I mentioned in the Dustin Curtis article comments about the issues I had with a recent apple.com online hardware order. I didn’t want to clutter that topic so a new topic because I am honestly perplexed by what goes on in Apple’s payment processing system.
My wife and I decided it was time for new iPads for both us. Apple offers employees of my employer a corporate discount so placed the order through that site - 2 iPads (not discounted) and 2 each of two different accessories (discounted). Payment was seven $100 Apple gift cards (from my wife’s employer incentive program for hitting a service milestone) with the balance by credit card.
1st accessory was shipped immediately and charged to one of the gift cards. $17.66 leaving $682.34 total on the cards.
2nd accessory was shipped the next day and charged to the credit cards even though there was more than enough still on the gift cards to cover it.
And then things turned really bizarre. One afternoon, I got alerts about large charges to my credit card. One is the full price of one of the iPads (so that’s OK), the other is for a smaller amount but it is $124.34 more than it should be considering the amount remaining on the gift cards. Then that evening, I checked the order status on-line to see " Your order is on hold. Thereʼs an issue with your payment and you have not been charged for your order yet. Please call the number on the back of the card you used, or try paying with a different payment method." Say what? They most certainly had charged my card. Further digging showed only $100 of the gift cards had been applied. I called, representative could see there was a problem, but could not tell why. A higher-level support ticket was opened.
The next day, it all seemed to clear up (almost). And a few days later, the charges finalized for $99.00 less that the authorization (but that still left $25.34 unused on the gift cards - more on that below). But looking at the detailed “Invoice Receipt” for the order, the credits from the gift cards were for weird amounts - rather than seven credits (6 @ $100.00 and 1 for the remaining $82.34 on the seventh card), there were nine - $82.34 (from the card having $82.34 left on it), $100.00, $100.00, $17.66 and $57.00 from one card leaving that $25.34 mentioned above on it, $100.00, $100.00, and finally $17.66 and $82.34 from the final card. What is with these random split amounts rather than just the full amount from each card?
As for that $25.34 that wasn’t used, I determined that it was exactly equal to the corporate discount I was receiving on the accessories. It’s as is the their system calculated the full retail price of the order and then determined the amount to charge the credit card by subtracting $700 in gift cards, then discounted the order leaving the discount on a gift card rather than reducing the amount of the credit card charge.
So all is (almost) good? Nope. As we were also trading in old iPads. First mistake was not realizing since the order was partially paid for with gift cards, they’d refund to them first.

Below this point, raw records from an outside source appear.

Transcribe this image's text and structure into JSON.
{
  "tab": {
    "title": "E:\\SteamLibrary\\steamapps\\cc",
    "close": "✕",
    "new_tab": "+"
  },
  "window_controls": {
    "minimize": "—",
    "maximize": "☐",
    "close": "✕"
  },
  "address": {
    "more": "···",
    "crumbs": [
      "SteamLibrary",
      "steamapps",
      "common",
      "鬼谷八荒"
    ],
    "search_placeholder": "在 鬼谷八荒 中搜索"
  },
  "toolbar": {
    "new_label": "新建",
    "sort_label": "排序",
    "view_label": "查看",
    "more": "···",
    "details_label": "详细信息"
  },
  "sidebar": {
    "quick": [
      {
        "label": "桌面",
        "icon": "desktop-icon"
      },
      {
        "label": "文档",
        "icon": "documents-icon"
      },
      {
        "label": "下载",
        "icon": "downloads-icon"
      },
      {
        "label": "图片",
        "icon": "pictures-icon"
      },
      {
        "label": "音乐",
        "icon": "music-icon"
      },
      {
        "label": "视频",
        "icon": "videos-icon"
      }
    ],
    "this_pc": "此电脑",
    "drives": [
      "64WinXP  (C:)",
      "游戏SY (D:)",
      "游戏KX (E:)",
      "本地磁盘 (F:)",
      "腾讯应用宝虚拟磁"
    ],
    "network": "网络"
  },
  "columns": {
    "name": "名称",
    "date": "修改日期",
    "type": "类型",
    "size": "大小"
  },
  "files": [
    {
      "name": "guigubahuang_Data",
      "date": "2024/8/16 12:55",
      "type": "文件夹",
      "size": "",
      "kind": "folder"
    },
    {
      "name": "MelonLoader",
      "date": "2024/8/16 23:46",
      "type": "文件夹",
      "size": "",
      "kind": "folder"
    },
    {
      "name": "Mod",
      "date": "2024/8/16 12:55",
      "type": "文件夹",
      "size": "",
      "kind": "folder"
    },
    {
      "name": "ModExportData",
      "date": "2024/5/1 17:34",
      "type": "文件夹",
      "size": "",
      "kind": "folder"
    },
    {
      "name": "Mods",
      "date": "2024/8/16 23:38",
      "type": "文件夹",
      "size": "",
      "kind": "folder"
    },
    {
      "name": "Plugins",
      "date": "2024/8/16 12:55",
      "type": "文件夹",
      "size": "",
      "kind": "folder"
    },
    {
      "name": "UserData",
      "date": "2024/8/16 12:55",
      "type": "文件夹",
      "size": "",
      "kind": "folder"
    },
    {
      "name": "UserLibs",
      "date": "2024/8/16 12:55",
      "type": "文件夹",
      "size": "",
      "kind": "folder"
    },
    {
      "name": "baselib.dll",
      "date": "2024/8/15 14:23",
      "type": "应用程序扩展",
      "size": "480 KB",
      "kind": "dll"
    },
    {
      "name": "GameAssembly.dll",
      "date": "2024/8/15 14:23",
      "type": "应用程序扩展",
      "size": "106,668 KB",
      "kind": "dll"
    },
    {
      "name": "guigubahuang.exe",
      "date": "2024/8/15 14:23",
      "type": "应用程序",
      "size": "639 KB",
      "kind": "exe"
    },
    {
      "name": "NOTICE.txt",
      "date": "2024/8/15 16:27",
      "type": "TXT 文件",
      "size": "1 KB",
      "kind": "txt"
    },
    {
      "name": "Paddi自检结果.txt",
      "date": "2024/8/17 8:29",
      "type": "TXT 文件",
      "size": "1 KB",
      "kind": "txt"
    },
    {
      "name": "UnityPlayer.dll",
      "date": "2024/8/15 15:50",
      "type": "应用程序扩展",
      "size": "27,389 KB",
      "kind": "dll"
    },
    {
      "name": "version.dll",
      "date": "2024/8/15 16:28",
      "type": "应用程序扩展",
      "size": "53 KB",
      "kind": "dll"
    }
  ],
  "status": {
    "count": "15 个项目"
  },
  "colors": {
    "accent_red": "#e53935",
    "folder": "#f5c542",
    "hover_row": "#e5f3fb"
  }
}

But I can live with that although it now means I now have over six years worth of my monthly iCloud charges on my Apple Account (but a new Macintosh is probably coming in the next year or so).
Two iPads were returned and after they were received, refund amounts of $185 and $45 were confirmed. Based on the emails I received, they were initially refunded to my original gift cards which then overnight were used to purchase new gift cards. But the amount was short and bizarrely divided. I ended getting four new gift cards - $100.00, $52.19, $47.81, and $14.22. Two things to notice: 1) It only totals $214.22 (where’s the last $15.78?) and 2) the middle two amounts total $100.00 - why was $100.00 split so bizarrely - I’d get it if the split was due to the separate $185.00 and $45.00 refund amounts but these number make no sense.
Anyway, when I had time, I spent time on Chat with an Apple rep - all rep could say “I see you received a credit for $185 and another for $45.” Whatever was going on behind the scenes was completely hidden to the rep. To tie this back to what was said in the other thread about not wanting the first line reps to see financial data, I could understand not giving them access to card numbers but they should be able to see some stuff like $214.22 was credited to Apple gift cards and $15.78 went who knows where.
Finally, I guess this is now closed although without explanation when just as mysteriously, yet another gift card showed up in email and not just for the missing $15.78 but for $30.15. So thank you Apple for the extra but again, a random amount that appears to have been drawn out of a hat.
If anyone can explain why Apple’s payment processing system does this bizarre stuff, I’d love to hear it. It is not confidence inspiring to me and I want nothing to do with Apple gift cards going forward nor (again tying it back to the Dustin Curtis thread) will I ever consider Apple Card as Apple with this order has proven themselves unfit to manage financial products nor do I want any risk of opaqueness in my everyday financial affairs.
Sorry for the length of this but I suspect a lot of these seemingly separate issues all tie together.